[50] Doherty, W. J. (2003). Take back your marriage: Sticking together in a world that pulls us apart. New York: Guilford Press.

[51] Doherty, W. J. (2000). Intentional marriage: Your rituals will set you free. Keynote Address, Fourth Annual Smart Marriage Conference, Denver, CO, July 1, 2000, 4. Retrieved from http://www.smartmarriages.com/intentionalmarriage.html

[52] Doherty, W. J. (2003). Take back your marriage: Sticking together in a world that pulls us apart. New York: Guilford Press.

[53] Doherty, W. J. (2000). Intentional marriage: Your rituals will set you free. Keynote Address, Fourth Annual Smart Marriage Conference, Denver, CO, July 1, 2000, 4. Retrieved from http://www.smartmarriages.com/intentionalmarriage.html

[54] Wallerstein, J. S., & Blakeslee, S. (1995). The good marriage: How and why love lasts (p. 239). Boston: Houghton Mifflin; see also Fowers, B. J. (2000). Beyond the myth of marital happiness (p. 38). San Francisco: Jossey-Bass.

[55] Doherty, W. J. (2003). Take back your marriage: Sticking together in a world that pulls us apart. New York: Guilford Press.

[56] Doherty, W. J. (2003). Take back your marriage: Sticking together in a world that pulls us apart. New York: Guilford Press.

[57] Doherty, W. J. (2003). Take back your marriage: Sticking together in a world that pulls us apart. New York: Guilford Press.

[58] Doherty, W. J. (2000). Intentional marriage: Your rituals will set you free. Keynote Address, Fourth Annual Smart Marriage Conference, Denver, CO, July 1, 2000, 4. Retrieved from http://www.smartmarriages.com/intentionalmarriage.html

[59] Lee, H. B. (1970). Teachings of Harold B. Lee. Salt Lake City: Bookcraft.

[60] Gates, S. Y., & Widtsoe, L. D. (1930). The life story of Brigham Young. New York: Macmillan Books.

[61] Scott, R. G. (2012, September 12). To have peace and happiness. Brigham Young University 2010–2011 speeches. Provo, UT: Brigham Young University.

[62] Wilcox, W. B., & Dew, J. (2012). The date night opportunity: What does couple time tell us about the potential value of date nights. The National Marriage Project. Charlottesville: University of Virginia.
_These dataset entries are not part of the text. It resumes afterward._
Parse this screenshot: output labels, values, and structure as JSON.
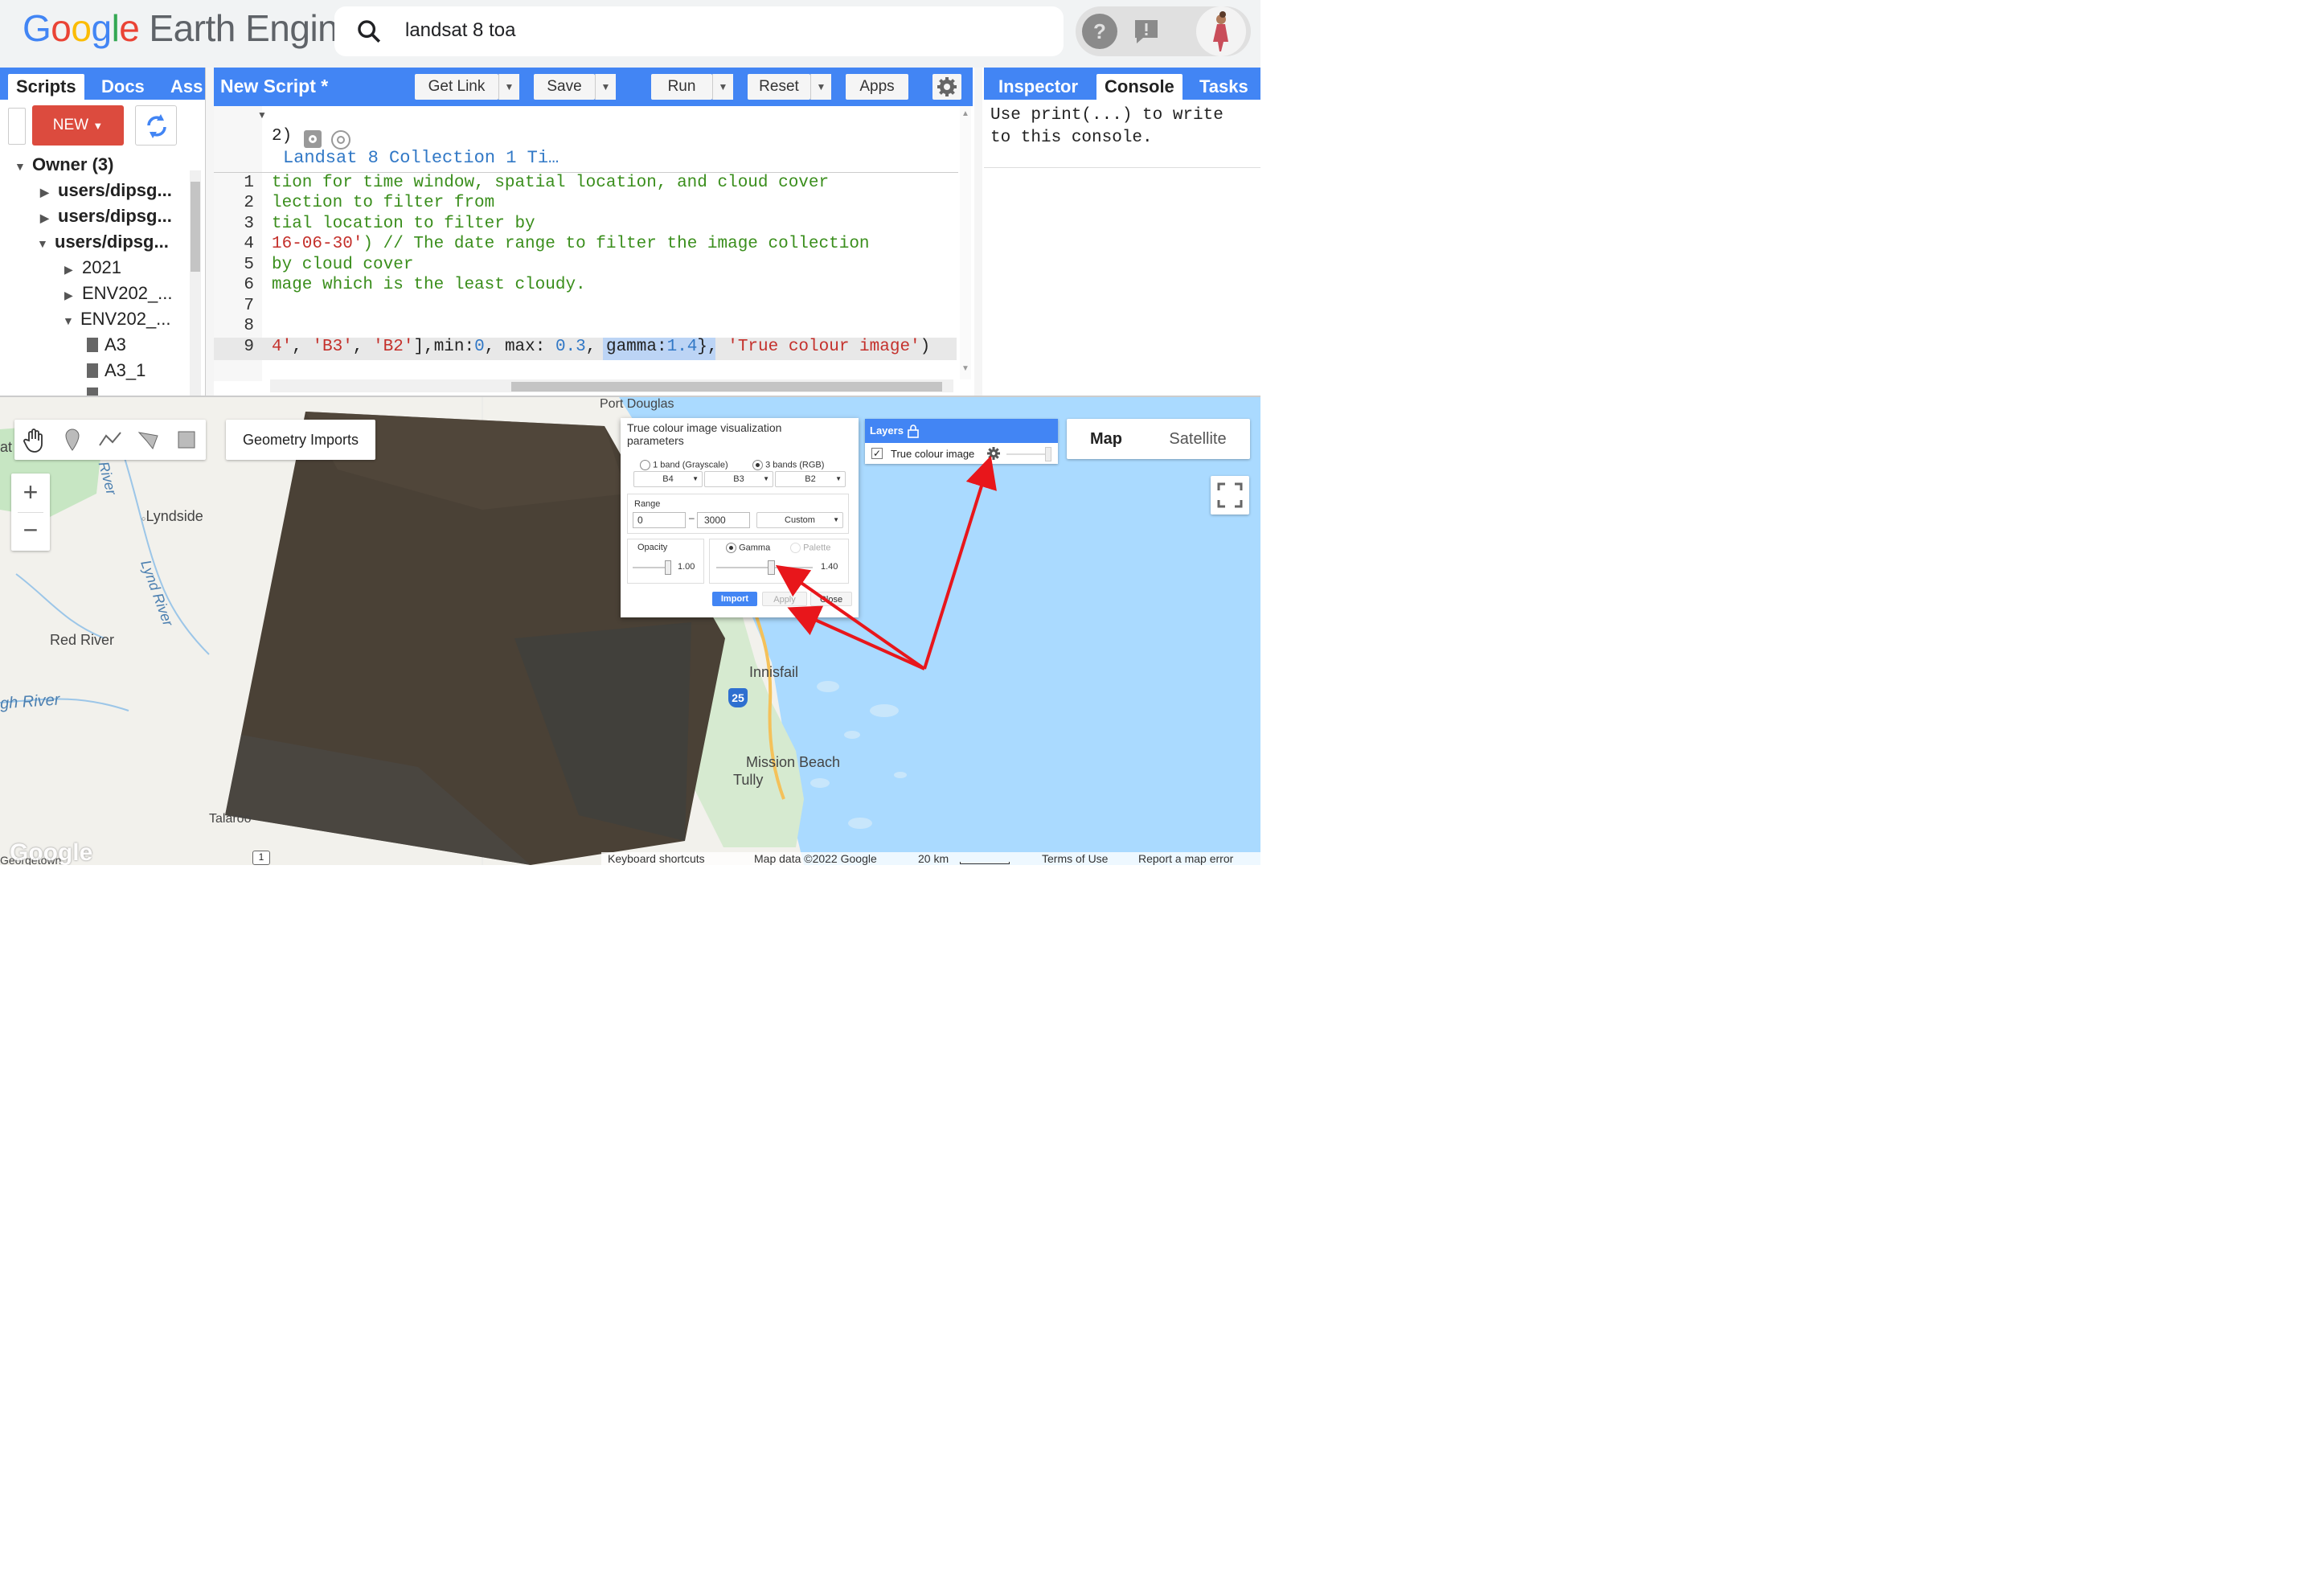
{
  "header": {
    "logo": {
      "google": "Google",
      "product": "Earth Engine"
    },
    "search": {
      "value": "landsat 8 toa"
    }
  },
  "left_panel": {
    "tabs": [
      "Scripts",
      "Docs",
      "Ass"
    ],
    "new_label": "NEW",
    "tree": [
      {
        "label": "Owner (3)",
        "bold": true
      },
      {
        "label": "users/dipsg...",
        "bold": true
      },
      {
        "label": "users/dipsg...",
        "bold": true
      },
      {
        "label": "users/dipsg...",
        "bold": true
      },
      {
        "label": "2021"
      },
      {
        "label": "ENV202_..."
      },
      {
        "label": "ENV202_..."
      },
      {
        "label": "A3"
      },
      {
        "label": "A3_1"
      }
    ]
  },
  "editor": {
    "title": "New Script *",
    "buttons": {
      "get_link": "Get Link",
      "save": "Save",
      "run": "Run",
      "reset": "Reset",
      "apps": "Apps"
    },
    "imports_line_prefix": "2)",
    "imports_line_text": "Landsat 8 Collection 1 Ti…",
    "line_numbers": [
      "1",
      "2",
      "3",
      "4",
      "5",
      "6",
      "7",
      "8",
      "9"
    ],
    "lines": {
      "l1": "tion for time window, spatial location, and cloud cover",
      "l2": "lection to filter from",
      "l3": "tial location to filter by",
      "l4a": "16-06-30'",
      "l4b": ") // The date range to filter the image collection",
      "l5": "by cloud cover",
      "l6": "mage which is the least cloudy.",
      "l9a": "4'",
      "l9b": ", ",
      "l9c": "'B3'",
      "l9d": ", ",
      "l9e": "'B2'",
      "l9f": "],min:",
      "l9g": "0",
      "l9h": ", max: ",
      "l9i": "0.3",
      "l9j": ", gamma:",
      "l9k": "1.4",
      "l9l": "}, ",
      "l9m": "'True colour image'",
      "l9n": ")"
    }
  },
  "right_panel": {
    "tabs": [
      "Inspector",
      "Console",
      "Tasks"
    ],
    "console_text": "Use print(...) to write\nto this console."
  },
  "map": {
    "geometry_imports": "Geometry Imports",
    "map_type": {
      "map": "Map",
      "satellite": "Satellite"
    },
    "labels": {
      "lyndside": "Lyndside",
      "river": "River",
      "lynd_river": "Lynd River",
      "red_river": "Red River",
      "gh_river": "gh River",
      "innisfail": "Innisfail",
      "mission_beach": "Mission Beach",
      "tully": "Tully",
      "talaroo": "Talaroo",
      "port_douglas": "Port Douglas",
      "georgetown": "Georgetown",
      "at": "at",
      "route_25": "25",
      "route_1": "1"
    },
    "layers_panel": {
      "title": "Layers",
      "layer_name": "True colour image"
    },
    "viz_panel": {
      "title": "True colour image visualization parameters",
      "band_mode_1": "1 band (Grayscale)",
      "band_mode_3": "3 bands (RGB)",
      "bands": [
        "B4",
        "B3",
        "B2"
      ],
      "range_label": "Range",
      "range_min": "0",
      "range_max": "3000",
      "range_dash": "–",
      "range_mode": "Custom",
      "opacity_label": "Opacity",
      "opacity_value": "1.00",
      "gamma_label": "Gamma",
      "palette_label": "Palette",
      "gamma_value": "1.40",
      "import_btn": "Import",
      "apply_btn": "Apply",
      "close_btn": "Close"
    },
    "attribution": {
      "shortcuts": "Keyboard shortcuts",
      "data": "Map data ©2022 Google",
      "scale": "20 km",
      "terms": "Terms of Use",
      "report": "Report a map error"
    },
    "google_mark": "Google"
  },
  "colors": {
    "accent": "#4285f4",
    "new_button": "#dc4b3e",
    "arrow": "#e8161b",
    "water": "#aadaff"
  }
}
[63] Wilcox, W. B., & Dew, J. (2012). The date night opportunity: What does couple time tell us about the potential value of date nights. The National Marriage Project. Charlottesville: University of Virginia.
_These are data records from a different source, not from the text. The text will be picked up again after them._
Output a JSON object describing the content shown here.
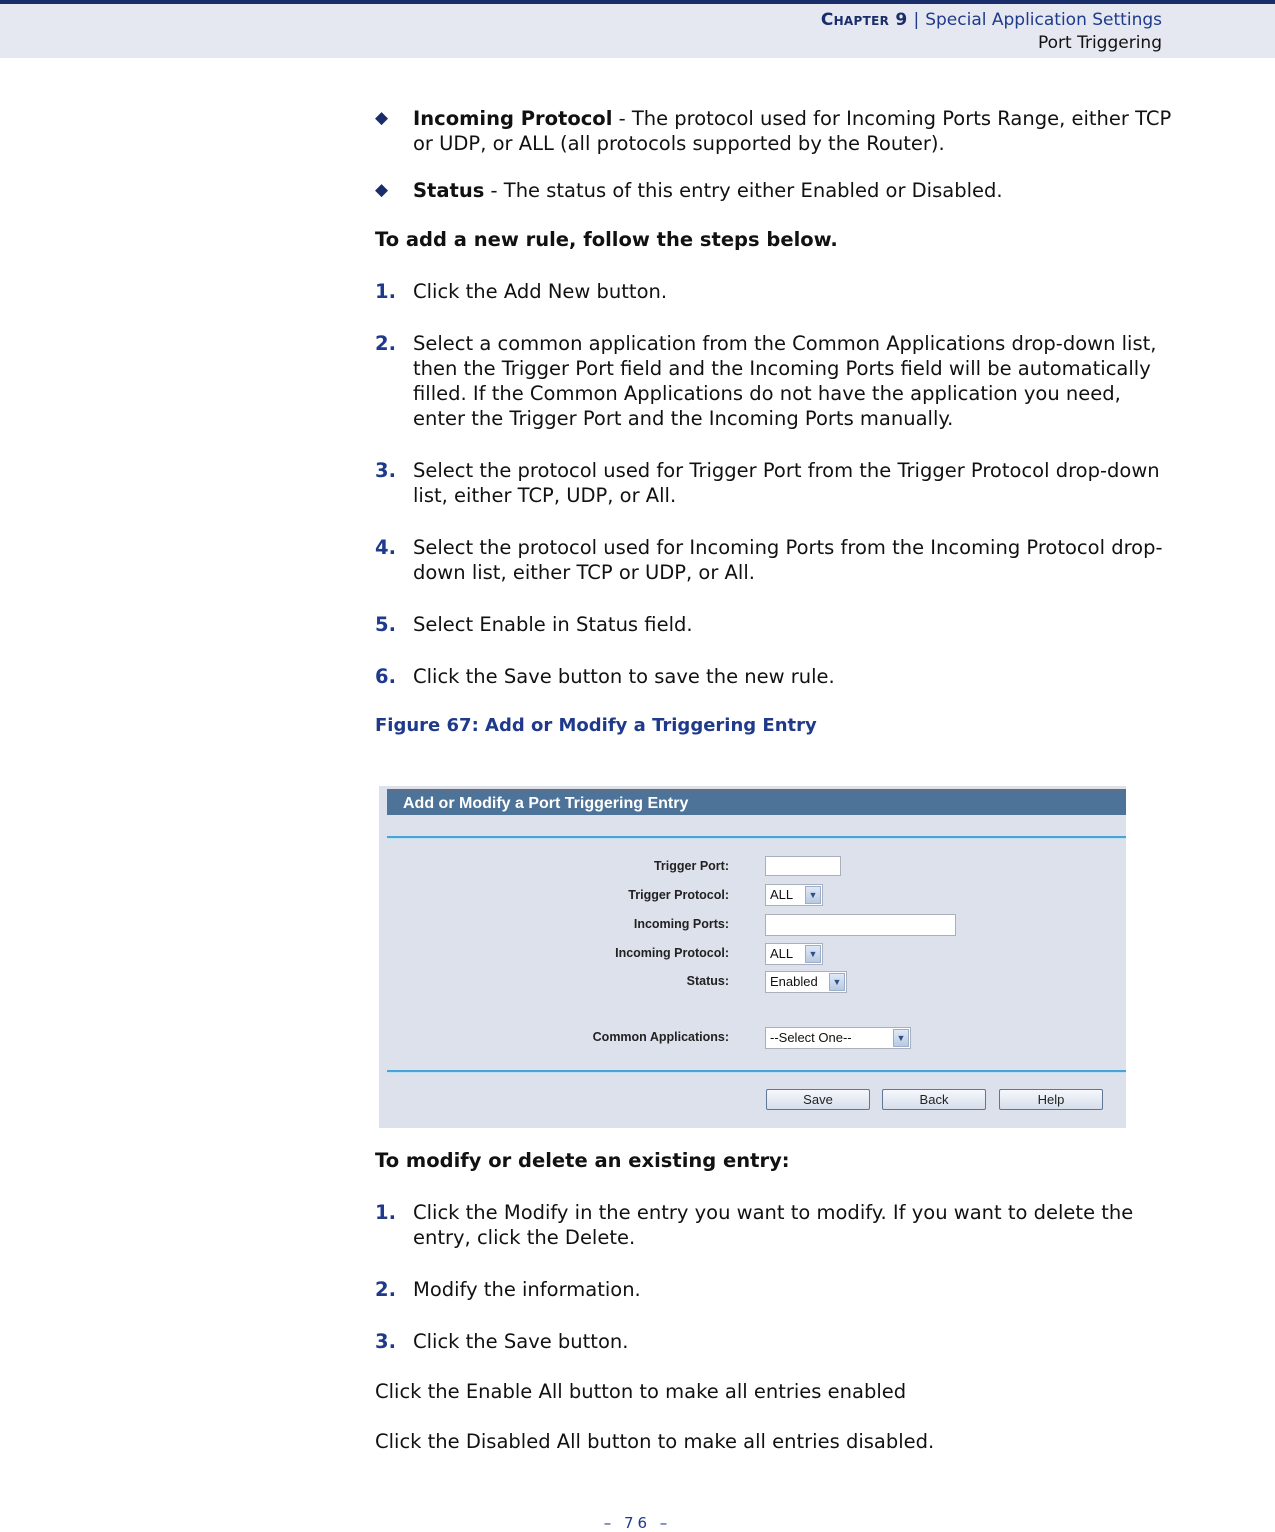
{
  "header": {
    "chapter": "Chapter 9",
    "separator": "|",
    "section": "Special Application Settings",
    "subsection": "Port Triggering"
  },
  "bullets": [
    {
      "term": "Incoming Protocol",
      "text": " - The protocol used for Incoming Ports Range, either TCP or UDP, or ALL (all protocols supported by the Router)."
    },
    {
      "term": "Status",
      "text": " - The status of this entry either Enabled or Disabled."
    }
  ],
  "add_rule": {
    "heading": "To add a new rule, follow the steps below.",
    "steps": [
      {
        "num": "1.",
        "text": "Click the Add New button."
      },
      {
        "num": "2.",
        "text": "Select a common application from the Common Applications drop-down list, then the Trigger Port field and the Incoming Ports field will be automatically filled. If the Common Applications do not have the application you need, enter the Trigger Port and the Incoming Ports manually."
      },
      {
        "num": "3.",
        "text": "Select the protocol used for Trigger Port from the Trigger Protocol drop-down list, either TCP, UDP, or All."
      },
      {
        "num": "4.",
        "text": "Select the protocol used for Incoming Ports from the Incoming Protocol drop-down list, either TCP or UDP, or All."
      },
      {
        "num": "5.",
        "text": "Select Enable in Status field."
      },
      {
        "num": "6.",
        "text": "Click the Save button to save the new rule."
      }
    ]
  },
  "figure": {
    "caption": "Figure 67:  Add or Modify a Triggering Entry",
    "title": "Add or Modify a Port Triggering Entry",
    "fields": {
      "trigger_port": {
        "label": "Trigger Port:",
        "value": ""
      },
      "trigger_protocol": {
        "label": "Trigger Protocol:",
        "value": "ALL"
      },
      "incoming_ports": {
        "label": "Incoming Ports:",
        "value": ""
      },
      "incoming_protocol": {
        "label": "Incoming Protocol:",
        "value": "ALL"
      },
      "status": {
        "label": "Status:",
        "value": "Enabled"
      },
      "common_applications": {
        "label": "Common Applications:",
        "value": "--Select One--"
      }
    },
    "buttons": {
      "save": "Save",
      "back": "Back",
      "help": "Help"
    },
    "colors": {
      "title_bar": "#4e7398",
      "panel": "#dce1ec",
      "divider": "#4aa3d4"
    }
  },
  "modify": {
    "heading": "To modify or delete an existing entry:",
    "steps": [
      {
        "num": "1.",
        "text": "Click the Modify in the entry you want to modify. If you want to delete the entry, click the Delete."
      },
      {
        "num": "2.",
        "text": "Modify the information."
      },
      {
        "num": "3.",
        "text": "Click the Save button."
      }
    ]
  },
  "notes": [
    "Click the Enable All button to make all entries enabled",
    "Click the Disabled All button to make all entries disabled."
  ],
  "footer": {
    "page": "– 76 –"
  }
}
[64] Holland, J. R. (1999, February 5). “Our consuming mission.” An evening with Elder Jeffrey R. Holland, 5 February 1999. Retrieved from http://www.lds.org/manual/teaching-seminary-preservice-readings-religion-370-471-and-475/our-consuming-mission?lang=eng
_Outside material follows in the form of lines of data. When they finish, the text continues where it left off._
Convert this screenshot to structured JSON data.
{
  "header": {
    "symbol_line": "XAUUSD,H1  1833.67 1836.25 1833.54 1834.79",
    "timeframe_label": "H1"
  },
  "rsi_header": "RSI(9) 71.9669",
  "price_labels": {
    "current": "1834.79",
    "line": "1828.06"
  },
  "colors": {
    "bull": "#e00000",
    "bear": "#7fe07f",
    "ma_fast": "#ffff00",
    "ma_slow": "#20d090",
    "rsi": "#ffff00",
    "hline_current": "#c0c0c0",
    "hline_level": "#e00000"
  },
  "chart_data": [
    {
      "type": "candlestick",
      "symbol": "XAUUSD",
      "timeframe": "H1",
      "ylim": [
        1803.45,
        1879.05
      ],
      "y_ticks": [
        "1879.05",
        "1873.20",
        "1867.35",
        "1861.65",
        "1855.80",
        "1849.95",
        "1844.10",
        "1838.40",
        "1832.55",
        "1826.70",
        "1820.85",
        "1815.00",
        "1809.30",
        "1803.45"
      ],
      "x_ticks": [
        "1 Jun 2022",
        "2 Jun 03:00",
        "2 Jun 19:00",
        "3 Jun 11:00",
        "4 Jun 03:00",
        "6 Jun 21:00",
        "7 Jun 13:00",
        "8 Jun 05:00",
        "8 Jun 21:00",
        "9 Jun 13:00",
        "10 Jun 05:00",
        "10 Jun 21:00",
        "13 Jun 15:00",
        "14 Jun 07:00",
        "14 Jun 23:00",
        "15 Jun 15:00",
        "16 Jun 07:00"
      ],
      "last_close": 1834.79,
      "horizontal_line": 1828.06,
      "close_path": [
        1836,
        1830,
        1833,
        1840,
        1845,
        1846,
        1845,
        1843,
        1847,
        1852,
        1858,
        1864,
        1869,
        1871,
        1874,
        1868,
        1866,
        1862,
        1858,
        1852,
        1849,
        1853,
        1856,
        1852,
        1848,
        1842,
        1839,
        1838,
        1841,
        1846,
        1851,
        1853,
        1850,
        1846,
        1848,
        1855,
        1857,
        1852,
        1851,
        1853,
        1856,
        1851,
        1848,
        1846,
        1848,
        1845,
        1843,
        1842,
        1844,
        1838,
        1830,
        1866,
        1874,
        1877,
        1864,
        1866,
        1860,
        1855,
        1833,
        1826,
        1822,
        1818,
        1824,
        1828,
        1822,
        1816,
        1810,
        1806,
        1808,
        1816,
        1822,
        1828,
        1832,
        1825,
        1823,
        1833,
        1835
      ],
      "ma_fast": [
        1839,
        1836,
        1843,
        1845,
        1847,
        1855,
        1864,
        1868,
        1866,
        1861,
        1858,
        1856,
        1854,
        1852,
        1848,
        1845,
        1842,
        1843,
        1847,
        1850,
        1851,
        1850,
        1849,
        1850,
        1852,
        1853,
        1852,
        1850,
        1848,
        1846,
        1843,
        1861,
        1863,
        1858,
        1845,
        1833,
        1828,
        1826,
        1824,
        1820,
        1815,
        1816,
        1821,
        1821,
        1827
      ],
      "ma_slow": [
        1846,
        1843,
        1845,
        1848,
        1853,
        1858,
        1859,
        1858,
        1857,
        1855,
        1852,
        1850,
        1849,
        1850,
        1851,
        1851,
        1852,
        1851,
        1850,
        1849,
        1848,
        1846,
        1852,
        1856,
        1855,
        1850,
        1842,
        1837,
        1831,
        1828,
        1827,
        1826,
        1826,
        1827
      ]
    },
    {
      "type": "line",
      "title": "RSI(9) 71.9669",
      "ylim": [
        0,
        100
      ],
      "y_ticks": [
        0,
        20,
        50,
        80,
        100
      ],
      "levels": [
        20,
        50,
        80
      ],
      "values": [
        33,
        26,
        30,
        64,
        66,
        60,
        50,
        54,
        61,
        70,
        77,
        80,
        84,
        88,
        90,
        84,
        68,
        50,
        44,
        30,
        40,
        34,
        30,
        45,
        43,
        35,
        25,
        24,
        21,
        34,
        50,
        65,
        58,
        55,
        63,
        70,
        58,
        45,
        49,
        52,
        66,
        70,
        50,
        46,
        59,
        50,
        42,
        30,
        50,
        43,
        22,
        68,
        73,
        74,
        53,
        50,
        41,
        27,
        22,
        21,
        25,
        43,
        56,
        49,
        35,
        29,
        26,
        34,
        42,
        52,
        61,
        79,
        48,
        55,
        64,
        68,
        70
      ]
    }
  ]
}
[65] Holland, J. R. (1999, February 5). “Our consuming mission.” An evening with Elder Jeffrey R. Holland, 5 February 1999. Retrieved from http://www.lds.org/manual/teaching-seminary-preservice-readings-religion-370-471-and-475/our-consuming-mission?lang=eng

[66] Holland, J. R. (1999, February 5). “Our consuming mission.” An evening with Elder Jeffrey R. Holland, 5 February 1999. Retrieved from http://www.lds.org/manual/teaching-seminary-preservice-readings-religion-370-471-and-475/our-consuming-mission?lang=eng

[67] Christensen, J. J. (1995, May). Marriage and the great plan of happiness. Ensign, 25(5), 65.

[68] Gottman, J. M. (1999). The seven principles for making marriage work. New York: Three Rivers Press.

[69] Kimball, S. W. (1977). First Presidency message: “Oneness in marriage.” Ensign, (7)3, 4.

[70] Kimball, S. W. (1999). Forward. In E. B. Firmage (Ed.), An abundant life: The memoirs of Hugh B. Brown (vii–x). Salt Lake City: Signature Books.

[71] Avant, G. (1974, October 26). Sister Hugh B. Brown: Creative mother brightens home. Church News, 43–5.

[72] Brown, H. B. (1960). You and your marriage. Salt Lake City: Bookcraft.

Aron, A., Aron, E. N., Norman, C. C., McKenna, C., & Heyman, R. E. (2000). “Couples’ shared participation in novel and arousing activities and experienced relationship quality.” Journal of Personality and Social Psychology, 78(2), 273–284.

Daly, K. J. (2001, May). Deconstructing family time: From ideology to lived experience. Journal of Marriage and Family, 63, 283–294.

Dew, J. (2009). Has the marital time cost of parenting changed over time? Social forces, 88(2), 519–542.

Parkman, A. M. (2004, July). The importance of gifts in marriage. Economic Inquiry, 42(3), 483–495.